**YOUR ASSIGNMENT**
For each record that follows, give it back exactly, with no pictures included.

(RAW DATA begins)

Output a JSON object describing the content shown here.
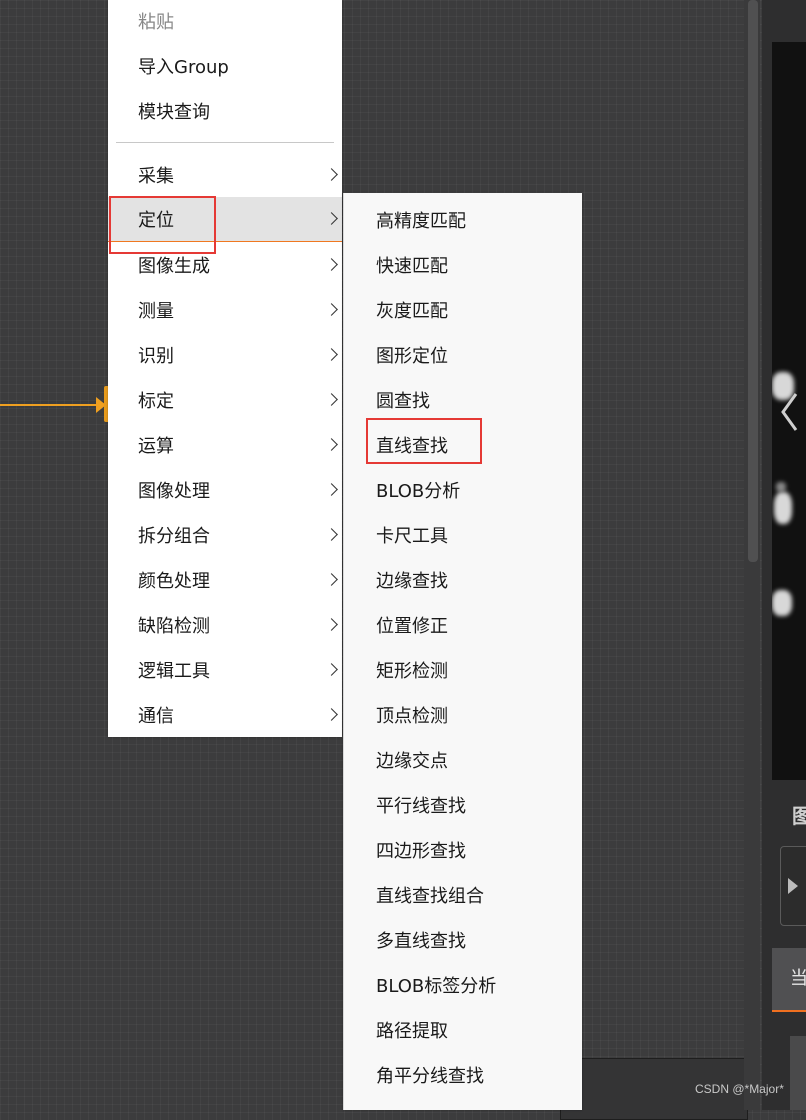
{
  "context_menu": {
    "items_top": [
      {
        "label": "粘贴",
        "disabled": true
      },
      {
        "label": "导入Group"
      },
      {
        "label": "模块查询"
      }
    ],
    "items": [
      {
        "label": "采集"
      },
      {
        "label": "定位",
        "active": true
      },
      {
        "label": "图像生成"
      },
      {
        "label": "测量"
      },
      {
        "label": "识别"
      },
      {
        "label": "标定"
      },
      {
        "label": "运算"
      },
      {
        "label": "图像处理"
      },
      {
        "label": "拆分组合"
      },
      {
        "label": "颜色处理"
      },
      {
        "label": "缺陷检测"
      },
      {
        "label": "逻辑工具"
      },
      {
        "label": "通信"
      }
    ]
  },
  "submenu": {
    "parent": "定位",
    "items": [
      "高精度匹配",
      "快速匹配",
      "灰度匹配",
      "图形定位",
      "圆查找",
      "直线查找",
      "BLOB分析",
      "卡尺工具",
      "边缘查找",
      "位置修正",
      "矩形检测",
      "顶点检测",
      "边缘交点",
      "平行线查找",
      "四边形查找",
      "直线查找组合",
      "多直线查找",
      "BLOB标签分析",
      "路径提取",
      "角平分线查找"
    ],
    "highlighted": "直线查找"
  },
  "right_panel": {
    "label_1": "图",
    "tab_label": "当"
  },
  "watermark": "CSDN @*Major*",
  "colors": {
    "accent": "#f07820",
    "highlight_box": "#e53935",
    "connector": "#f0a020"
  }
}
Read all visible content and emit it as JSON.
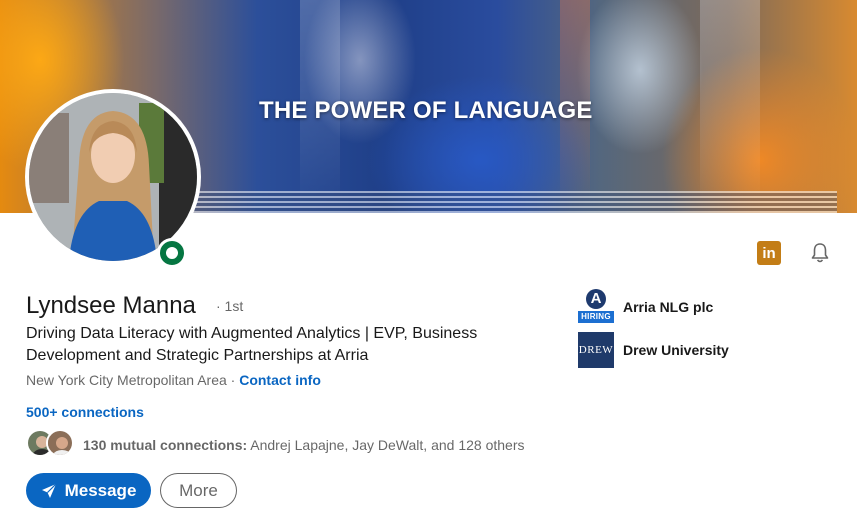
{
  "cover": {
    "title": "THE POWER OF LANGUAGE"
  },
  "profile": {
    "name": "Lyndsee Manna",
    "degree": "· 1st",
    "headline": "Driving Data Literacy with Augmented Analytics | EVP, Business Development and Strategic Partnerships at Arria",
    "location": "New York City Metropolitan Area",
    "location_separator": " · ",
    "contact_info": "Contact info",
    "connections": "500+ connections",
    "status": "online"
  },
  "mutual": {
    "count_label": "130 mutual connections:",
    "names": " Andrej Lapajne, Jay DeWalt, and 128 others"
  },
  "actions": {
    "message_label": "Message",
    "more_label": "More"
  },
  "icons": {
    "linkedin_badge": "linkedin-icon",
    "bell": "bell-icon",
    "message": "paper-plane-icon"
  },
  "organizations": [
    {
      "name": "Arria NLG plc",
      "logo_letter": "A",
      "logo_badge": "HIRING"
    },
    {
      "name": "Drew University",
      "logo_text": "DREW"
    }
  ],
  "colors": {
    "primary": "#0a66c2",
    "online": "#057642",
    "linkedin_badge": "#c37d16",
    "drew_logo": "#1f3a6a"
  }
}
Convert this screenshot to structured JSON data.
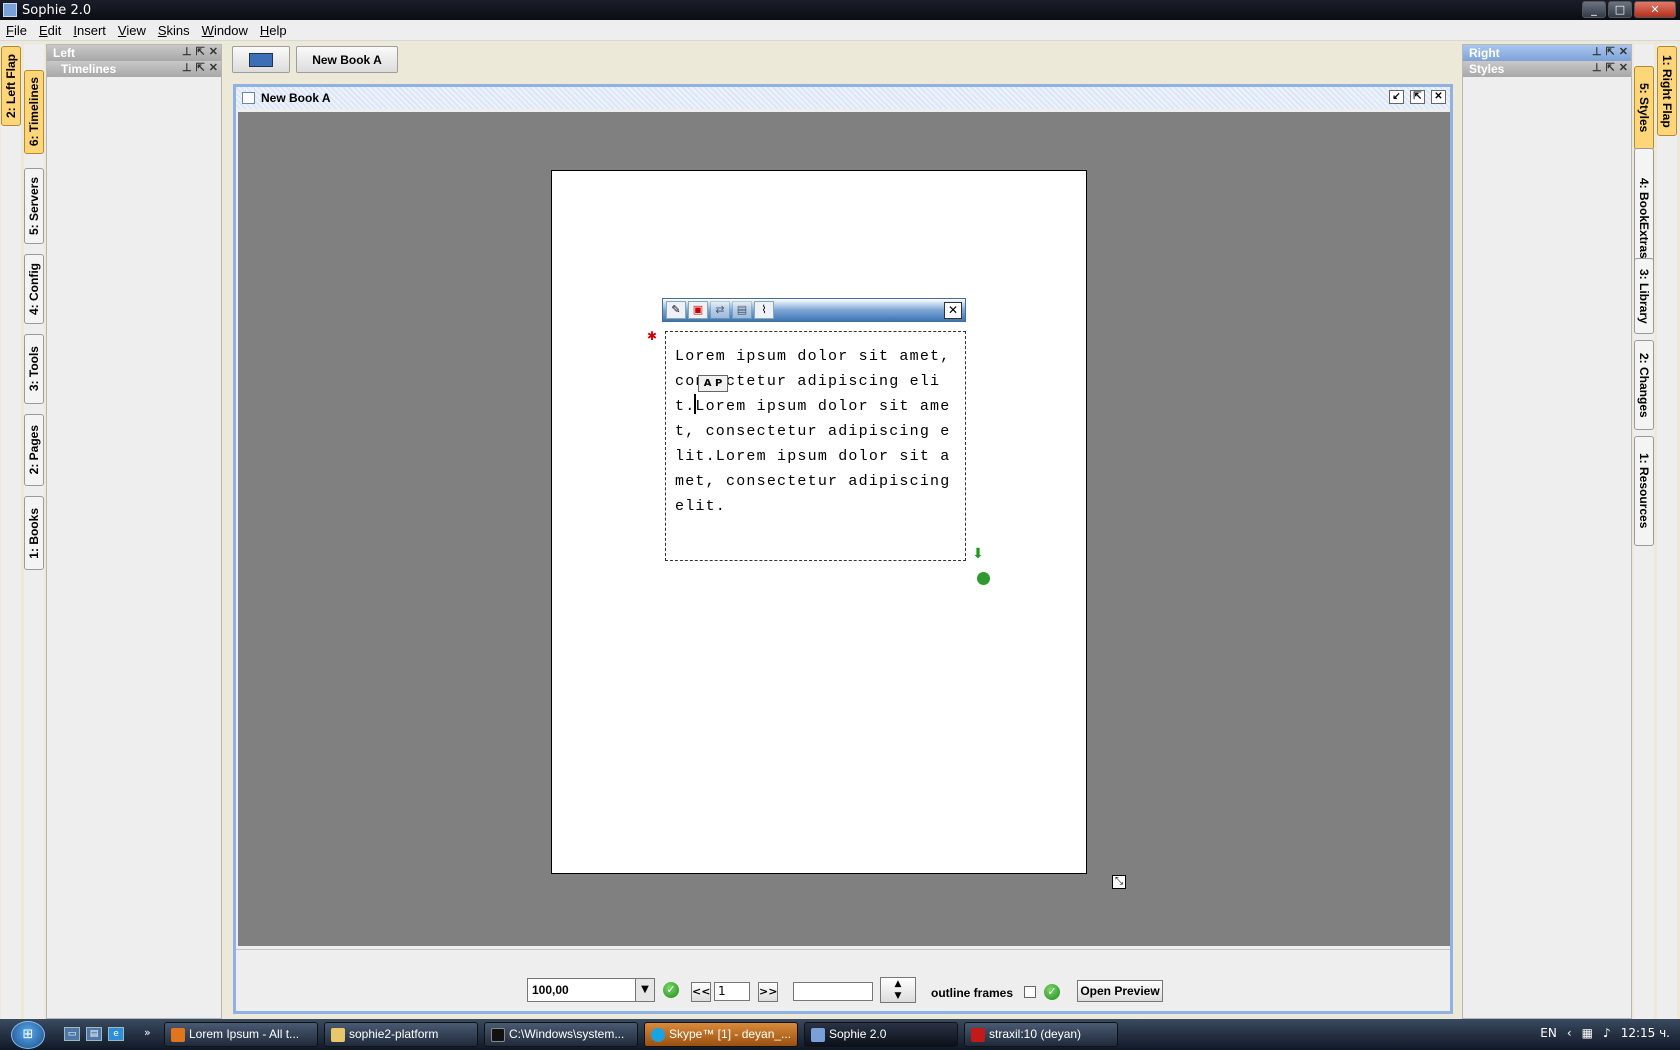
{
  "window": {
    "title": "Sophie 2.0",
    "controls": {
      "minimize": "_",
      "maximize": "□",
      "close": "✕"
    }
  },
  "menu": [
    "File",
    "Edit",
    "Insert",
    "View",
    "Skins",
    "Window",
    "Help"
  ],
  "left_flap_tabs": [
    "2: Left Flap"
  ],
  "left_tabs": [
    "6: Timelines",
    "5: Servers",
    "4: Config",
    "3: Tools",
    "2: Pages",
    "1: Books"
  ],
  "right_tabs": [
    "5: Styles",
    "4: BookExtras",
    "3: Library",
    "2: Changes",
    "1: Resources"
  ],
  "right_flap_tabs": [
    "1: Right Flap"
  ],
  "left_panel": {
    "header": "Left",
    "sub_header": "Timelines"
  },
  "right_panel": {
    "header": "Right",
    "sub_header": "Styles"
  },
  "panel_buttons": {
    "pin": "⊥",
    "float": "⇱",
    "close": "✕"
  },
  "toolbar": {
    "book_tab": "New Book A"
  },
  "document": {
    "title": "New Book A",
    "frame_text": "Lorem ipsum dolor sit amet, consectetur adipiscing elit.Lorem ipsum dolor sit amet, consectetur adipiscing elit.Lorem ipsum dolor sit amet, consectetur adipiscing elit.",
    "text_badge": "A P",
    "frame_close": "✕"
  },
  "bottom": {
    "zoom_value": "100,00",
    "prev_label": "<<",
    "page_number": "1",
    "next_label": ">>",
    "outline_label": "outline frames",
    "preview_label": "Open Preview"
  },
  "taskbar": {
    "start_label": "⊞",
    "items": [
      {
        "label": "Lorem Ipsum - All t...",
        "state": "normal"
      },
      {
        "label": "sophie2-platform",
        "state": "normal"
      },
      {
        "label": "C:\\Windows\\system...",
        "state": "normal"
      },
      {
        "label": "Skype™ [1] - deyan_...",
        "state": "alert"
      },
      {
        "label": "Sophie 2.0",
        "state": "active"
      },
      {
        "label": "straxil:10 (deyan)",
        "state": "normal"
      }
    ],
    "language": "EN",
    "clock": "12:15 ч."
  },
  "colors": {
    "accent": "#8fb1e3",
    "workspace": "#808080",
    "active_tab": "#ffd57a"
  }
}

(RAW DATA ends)

**OUTPUT FOR THIS EXERCISE**
Output a JSON object describing the content shown here.
{
  "context_menu": {
    "items_top": [
      {
        "label": "粘贴",
        "disabled": true
      },
      {
        "label": "导入Group"
      },
      {
        "label": "模块查询"
      }
    ],
    "items": [
      {
        "label": "采集"
      },
      {
        "label": "定位",
        "active": true
      },
      {
        "label": "图像生成"
      },
      {
        "label": "测量"
      },
      {
        "label": "识别"
      },
      {
        "label": "标定"
      },
      {
        "label": "运算"
      },
      {
        "label": "图像处理"
      },
      {
        "label": "拆分组合"
      },
      {
        "label": "颜色处理"
      },
      {
        "label": "缺陷检测"
      },
      {
        "label": "逻辑工具"
      },
      {
        "label": "通信"
      }
    ]
  },
  "submenu": {
    "parent": "定位",
    "items": [
      "高精度匹配",
      "快速匹配",
      "灰度匹配",
      "图形定位",
      "圆查找",
      "直线查找",
      "BLOB分析",
      "卡尺工具",
      "边缘查找",
      "位置修正",
      "矩形检测",
      "顶点检测",
      "边缘交点",
      "平行线查找",
      "四边形查找",
      "直线查找组合",
      "多直线查找",
      "BLOB标签分析",
      "路径提取",
      "角平分线查找"
    ],
    "highlighted": "直线查找"
  },
  "right_panel": {
    "label_1": "图",
    "tab_label": "当"
  },
  "watermark": "CSDN @*Major*",
  "colors": {
    "accent": "#f07820",
    "highlight_box": "#e53935",
    "connector": "#f0a020"
  }
}
Read all visible content and emit it as JSON.
{
  "cover": {
    "title": "THE POWER OF LANGUAGE"
  },
  "profile": {
    "name": "Lyndsee Manna",
    "degree": "· 1st",
    "headline": "Driving Data Literacy with Augmented Analytics | EVP, Business Development and Strategic Partnerships at Arria",
    "location": "New York City Metropolitan Area",
    "location_separator": " · ",
    "contact_info": "Contact info",
    "connections": "500+ connections",
    "status": "online"
  },
  "mutual": {
    "count_label": "130 mutual connections:",
    "names": " Andrej Lapajne, Jay DeWalt, and 128 others"
  },
  "actions": {
    "message_label": "Message",
    "more_label": "More"
  },
  "icons": {
    "linkedin_badge": "linkedin-icon",
    "bell": "bell-icon",
    "message": "paper-plane-icon"
  },
  "organizations": [
    {
      "name": "Arria NLG plc",
      "logo_letter": "A",
      "logo_badge": "HIRING"
    },
    {
      "name": "Drew University",
      "logo_text": "DREW"
    }
  ],
  "colors": {
    "primary": "#0a66c2",
    "online": "#057642",
    "linkedin_badge": "#c37d16",
    "drew_logo": "#1f3a6a"
  }
}
Convert this screenshot to structured JSON data.
{
  "window": {
    "title": "Sophie 2.0",
    "controls": {
      "minimize": "_",
      "maximize": "□",
      "close": "✕"
    }
  },
  "menu": [
    "File",
    "Edit",
    "Insert",
    "View",
    "Skins",
    "Window",
    "Help"
  ],
  "left_flap_tabs": [
    "2: Left Flap"
  ],
  "left_tabs": [
    "6: Timelines",
    "5: Servers",
    "4: Config",
    "3: Tools",
    "2: Pages",
    "1: Books"
  ],
  "right_tabs": [
    "5: Styles",
    "4: BookExtras",
    "3: Library",
    "2: Changes",
    "1: Resources"
  ],
  "right_flap_tabs": [
    "1: Right Flap"
  ],
  "left_panel": {
    "header": "Left",
    "sub_header": "Timelines"
  },
  "right_panel": {
    "header": "Right",
    "sub_header": "Styles"
  },
  "panel_buttons": {
    "pin": "⊥",
    "float": "⇱",
    "close": "✕"
  },
  "toolbar": {
    "book_tab": "New Book A"
  },
  "document": {
    "title": "New Book A",
    "frame_text": "Lorem ipsum dolor sit amet, consectetur adipiscing elit.Lorem ipsum dolor sit amet, consectetur adipiscing elit.Lorem ipsum dolor sit amet, consectetur adipiscing elit.",
    "text_badge": "A P",
    "frame_close": "✕"
  },
  "bottom": {
    "zoom_value": "100,00",
    "prev_label": "<<",
    "page_number": "1",
    "next_label": ">>",
    "outline_label": "outline frames",
    "preview_label": "Open Preview"
  },
  "taskbar": {
    "start_label": "⊞",
    "items": [
      {
        "label": "Lorem Ipsum - All t...",
        "state": "normal"
      },
      {
        "label": "sophie2-platform",
        "state": "normal"
      },
      {
        "label": "C:\\Windows\\system...",
        "state": "normal"
      },
      {
        "label": "Skype™ [1] - deyan_...",
        "state": "alert"
      },
      {
        "label": "Sophie 2.0",
        "state": "active"
      },
      {
        "label": "straxil:10 (deyan)",
        "state": "normal"
      }
    ],
    "language": "EN",
    "clock": "12:15 ч."
  },
  "colors": {
    "accent": "#8fb1e3",
    "workspace": "#808080",
    "active_tab": "#ffd57a"
  }
}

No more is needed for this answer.